From the editor's keyboard

Encounters with knitting shops

 

What does handknitting have to do with Seinfeld? Nothing as far as I know.

That's why I was surprised to find an episode of the television comedy blasting from a laptop computer when I walked into an otherwise lovely yarn shop the other day. More, the shop was so poorly lit, I couldn't tell navy from black from brown. It's a new-to-me shop — being in another, nearby town — so I wasn't sure what I'd find when I dropped in. I didn't expect Jerry Seinfeld. In fairness, let it be said that I'll own up to a rather well-earned reputation for being a curmudgeon about unnecessary noise and too-low lights in restaurants and stores, but I'm certain I wasn't the only person in the shop irritated by Mr. Seinfeld. I left without spending a nickle — a yarn store first for me.

Much more to my liking is Toronto's Romni Wools. This massive store — 6,000 square feet! — is the yarn lover's dream. The staff is knowledgeable and friendly and, miracle, Romni always seems to have whatever needle size I need. Not for the time-constrained or the faint of heart, it's a place where the stacks of shelves jammed with yarn are lined with stacks of baskets jammed with more yarn. It's a place to spend a couple of hours, retire to the neighbouring coffee shop for a little think and return to make your purchases. Bring a bundle buggy. If you live within driving distance of Toronto, it's worth the pilgrimage to experience the shop and expose yourself to the scores of yarns you never knew existed.

Of course, I equally like Wendy Mortimer's Wool Mill — you've seen it — we've done a photo shoot or two there. Wendy has a nice selection yarns and a great selection of handknitted garments you'd be proud to pass off as your own work, were you so inclined. There's room to sit and chat with a friend and, best, an incredible font of knitting experience and information ready to help.

I also like Toronto's KnitCafe. A small serving of yarn supplemented by a café with great sweets and hot drinks — and a real sense of community. (Why don't more yarn shops serve treats? We won't get crumbs on the yarn, honest!)

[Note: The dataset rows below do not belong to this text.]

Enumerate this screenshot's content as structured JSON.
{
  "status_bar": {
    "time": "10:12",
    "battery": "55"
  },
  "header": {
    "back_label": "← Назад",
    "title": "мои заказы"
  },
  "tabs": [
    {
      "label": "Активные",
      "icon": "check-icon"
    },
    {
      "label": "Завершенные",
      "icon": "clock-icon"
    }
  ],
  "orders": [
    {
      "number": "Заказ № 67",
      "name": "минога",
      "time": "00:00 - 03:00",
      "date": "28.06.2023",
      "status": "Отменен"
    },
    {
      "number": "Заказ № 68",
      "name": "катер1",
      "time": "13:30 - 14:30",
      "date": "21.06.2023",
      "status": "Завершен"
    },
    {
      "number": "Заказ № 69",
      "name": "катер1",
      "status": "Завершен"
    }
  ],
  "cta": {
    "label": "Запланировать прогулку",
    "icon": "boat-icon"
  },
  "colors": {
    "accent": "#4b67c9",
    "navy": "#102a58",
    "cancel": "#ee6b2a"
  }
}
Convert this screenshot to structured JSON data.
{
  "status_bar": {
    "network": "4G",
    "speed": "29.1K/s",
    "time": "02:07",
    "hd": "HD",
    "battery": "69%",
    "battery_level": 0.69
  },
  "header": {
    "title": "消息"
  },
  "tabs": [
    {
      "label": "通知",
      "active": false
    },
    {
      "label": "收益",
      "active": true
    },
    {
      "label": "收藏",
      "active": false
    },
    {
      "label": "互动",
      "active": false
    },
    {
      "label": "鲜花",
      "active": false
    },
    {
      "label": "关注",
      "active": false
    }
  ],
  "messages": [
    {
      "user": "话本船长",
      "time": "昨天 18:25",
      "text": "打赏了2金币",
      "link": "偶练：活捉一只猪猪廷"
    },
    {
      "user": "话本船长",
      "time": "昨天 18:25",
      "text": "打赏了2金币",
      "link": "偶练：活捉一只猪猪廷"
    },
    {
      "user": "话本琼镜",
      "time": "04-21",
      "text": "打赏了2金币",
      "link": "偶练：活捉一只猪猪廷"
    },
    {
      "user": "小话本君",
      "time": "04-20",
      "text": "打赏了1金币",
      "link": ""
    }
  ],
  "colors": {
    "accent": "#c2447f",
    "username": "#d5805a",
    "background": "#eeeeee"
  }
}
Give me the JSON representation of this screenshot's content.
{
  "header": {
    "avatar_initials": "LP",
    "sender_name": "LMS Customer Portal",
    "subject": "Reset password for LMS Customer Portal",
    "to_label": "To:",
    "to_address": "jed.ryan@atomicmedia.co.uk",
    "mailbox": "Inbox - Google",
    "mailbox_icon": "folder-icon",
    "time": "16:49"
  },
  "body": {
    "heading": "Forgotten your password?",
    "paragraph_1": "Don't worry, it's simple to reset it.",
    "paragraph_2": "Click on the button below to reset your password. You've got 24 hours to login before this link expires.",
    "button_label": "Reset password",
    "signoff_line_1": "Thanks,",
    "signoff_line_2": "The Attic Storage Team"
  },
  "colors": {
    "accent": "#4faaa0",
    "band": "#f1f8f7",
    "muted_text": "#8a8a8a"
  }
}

Thanks to KnitNet and the travel bug, I've visited dozens of yarn shops in dozens of cities. Over the years, I've even developed my own little checklist of qualities that make a shop first rate. If I ever open a yarn shop, it will

  • be well-lit
  • have baskets to pile up your purchases
  • boast a good magazine and book section
  • offer a well-stocked selection of needles and other small tools
  • have knowledgeable staff that treat customers like friends — after all, aren't we all members of the same club?
  • offer a table and chairs for friends to sit down and chat
  • provide "stitch and bitch" evenings
  • offer short, inexpensive classes in interesting little techniques

Oh. And have scads and scads of lovely yarns in all fibres, colours and weights.

How about you? Where's your dream yarn shop? What do you love? Hate? email me!